==== The input

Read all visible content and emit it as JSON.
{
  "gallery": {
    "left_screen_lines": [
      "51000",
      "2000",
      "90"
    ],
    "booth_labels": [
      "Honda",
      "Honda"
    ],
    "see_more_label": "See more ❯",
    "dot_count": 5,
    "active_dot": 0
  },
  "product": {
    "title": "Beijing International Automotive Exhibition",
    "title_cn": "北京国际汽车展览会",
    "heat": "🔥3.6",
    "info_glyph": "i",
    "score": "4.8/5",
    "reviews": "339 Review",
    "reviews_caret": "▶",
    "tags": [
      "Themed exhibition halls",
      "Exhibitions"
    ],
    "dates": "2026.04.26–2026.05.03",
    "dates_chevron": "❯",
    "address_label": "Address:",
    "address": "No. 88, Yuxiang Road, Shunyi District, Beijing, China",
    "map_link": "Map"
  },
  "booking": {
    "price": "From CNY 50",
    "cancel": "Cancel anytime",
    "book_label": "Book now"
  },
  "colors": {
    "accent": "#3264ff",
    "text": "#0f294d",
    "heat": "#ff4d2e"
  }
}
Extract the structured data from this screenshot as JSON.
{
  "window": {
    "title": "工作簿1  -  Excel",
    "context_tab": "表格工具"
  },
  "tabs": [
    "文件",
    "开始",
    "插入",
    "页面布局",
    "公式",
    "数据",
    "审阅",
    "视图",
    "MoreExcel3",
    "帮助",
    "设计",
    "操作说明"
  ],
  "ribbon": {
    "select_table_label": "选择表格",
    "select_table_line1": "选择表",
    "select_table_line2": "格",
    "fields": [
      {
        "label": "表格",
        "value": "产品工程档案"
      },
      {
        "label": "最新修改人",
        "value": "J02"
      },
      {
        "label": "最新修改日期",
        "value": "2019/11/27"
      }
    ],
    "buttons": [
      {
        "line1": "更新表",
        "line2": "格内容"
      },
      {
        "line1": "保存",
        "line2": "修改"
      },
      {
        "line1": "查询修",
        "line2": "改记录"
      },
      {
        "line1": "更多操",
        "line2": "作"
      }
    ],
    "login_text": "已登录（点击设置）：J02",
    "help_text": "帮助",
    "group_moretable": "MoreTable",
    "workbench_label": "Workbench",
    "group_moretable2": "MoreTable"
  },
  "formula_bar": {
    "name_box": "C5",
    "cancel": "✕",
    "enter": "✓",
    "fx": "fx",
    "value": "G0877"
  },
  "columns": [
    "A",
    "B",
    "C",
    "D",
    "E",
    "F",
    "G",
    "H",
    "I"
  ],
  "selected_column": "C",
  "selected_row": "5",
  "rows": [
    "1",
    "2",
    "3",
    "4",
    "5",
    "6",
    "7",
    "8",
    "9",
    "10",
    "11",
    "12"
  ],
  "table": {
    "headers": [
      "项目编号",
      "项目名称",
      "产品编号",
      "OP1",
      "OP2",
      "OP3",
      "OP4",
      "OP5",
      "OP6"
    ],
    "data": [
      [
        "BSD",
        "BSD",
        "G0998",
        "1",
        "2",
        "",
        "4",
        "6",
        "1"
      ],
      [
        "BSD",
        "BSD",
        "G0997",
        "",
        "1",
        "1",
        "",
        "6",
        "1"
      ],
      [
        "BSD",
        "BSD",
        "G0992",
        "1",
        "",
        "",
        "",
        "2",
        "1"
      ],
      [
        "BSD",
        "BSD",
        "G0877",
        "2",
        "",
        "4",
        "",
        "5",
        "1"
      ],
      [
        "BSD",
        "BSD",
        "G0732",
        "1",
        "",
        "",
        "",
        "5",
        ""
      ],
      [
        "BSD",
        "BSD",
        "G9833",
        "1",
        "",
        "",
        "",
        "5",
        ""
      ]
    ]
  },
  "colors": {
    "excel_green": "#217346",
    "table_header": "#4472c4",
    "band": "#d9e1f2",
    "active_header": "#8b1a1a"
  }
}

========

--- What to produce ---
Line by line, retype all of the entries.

--- Task solution ---
Read all visible content and emit it as JSON.
{
  "gallery": {
    "left_screen_lines": [
      "51000",
      "2000",
      "90"
    ],
    "booth_labels": [
      "Honda",
      "Honda"
    ],
    "see_more_label": "See more ❯",
    "dot_count": 5,
    "active_dot": 0
  },
  "product": {
    "title": "Beijing International Automotive Exhibition",
    "title_cn": "北京国际汽车展览会",
    "heat": "🔥3.6",
    "info_glyph": "i",
    "score": "4.8/5",
    "reviews": "339 Review",
    "reviews_caret": "▶",
    "tags": [
      "Themed exhibition halls",
      "Exhibitions"
    ],
    "dates": "2026.04.26–2026.05.03",
    "dates_chevron": "❯",
    "address_label": "Address:",
    "address": "No. 88, Yuxiang Road, Shunyi District, Beijing, China",
    "map_link": "Map"
  },
  "booking": {
    "price": "From CNY 50",
    "cancel": "Cancel anytime",
    "book_label": "Book now"
  },
  "colors": {
    "accent": "#3264ff",
    "text": "#0f294d",
    "heat": "#ff4d2e"
  }
}
Extract the structured data from this screenshot as JSON.
{
  "window": {
    "title": "工作簿1  -  Excel",
    "context_tab": "表格工具"
  },
  "tabs": [
    "文件",
    "开始",
    "插入",
    "页面布局",
    "公式",
    "数据",
    "审阅",
    "视图",
    "MoreExcel3",
    "帮助",
    "设计",
    "操作说明"
  ],
  "ribbon": {
    "select_table_label": "选择表格",
    "select_table_line1": "选择表",
    "select_table_line2": "格",
    "fields": [
      {
        "label": "表格",
        "value": "产品工程档案"
      },
      {
        "label": "最新修改人",
        "value": "J02"
      },
      {
        "label": "最新修改日期",
        "value": "2019/11/27"
      }
    ],
    "buttons": [
      {
        "line1": "更新表",
        "line2": "格内容"
      },
      {
        "line1": "保存",
        "line2": "修改"
      },
      {
        "line1": "查询修",
        "line2": "改记录"
      },
      {
        "line1": "更多操",
        "line2": "作"
      }
    ],
    "login_text": "已登录（点击设置）：J02",
    "help_text": "帮助",
    "group_moretable": "MoreTable",
    "workbench_label": "Workbench",
    "group_moretable2": "MoreTable"
  },
  "formula_bar": {
    "name_box": "C5",
    "cancel": "✕",
    "enter": "✓",
    "fx": "fx",
    "value": "G0877"
  },
  "columns": [
    "A",
    "B",
    "C",
    "D",
    "E",
    "F",
    "G",
    "H",
    "I"
  ],
  "selected_column": "C",
  "selected_row": "5",
  "rows": [
    "1",
    "2",
    "3",
    "4",
    "5",
    "6",
    "7",
    "8",
    "9",
    "10",
    "11",
    "12"
  ],
  "table": {
    "headers": [
      "项目编号",
      "项目名称",
      "产品编号",
      "OP1",
      "OP2",
      "OP3",
      "OP4",
      "OP5",
      "OP6"
    ],
    "data": [
      [
        "BSD",
        "BSD",
        "G0998",
        "1",
        "2",
        "",
        "4",
        "6",
        "1"
      ],
      [
        "BSD",
        "BSD",
        "G0997",
        "",
        "1",
        "1",
        "",
        "6",
        "1"
      ],
      [
        "BSD",
        "BSD",
        "G0992",
        "1",
        "",
        "",
        "",
        "2",
        "1"
      ],
      [
        "BSD",
        "BSD",
        "G0877",
        "2",
        "",
        "4",
        "",
        "5",
        "1"
      ],
      [
        "BSD",
        "BSD",
        "G0732",
        "1",
        "",
        "",
        "",
        "5",
        ""
      ],
      [
        "BSD",
        "BSD",
        "G9833",
        "1",
        "",
        "",
        "",
        "5",
        ""
      ]
    ]
  },
  "colors": {
    "excel_green": "#217346",
    "table_header": "#4472c4",
    "band": "#d9e1f2",
    "active_header": "#8b1a1a"
  }
}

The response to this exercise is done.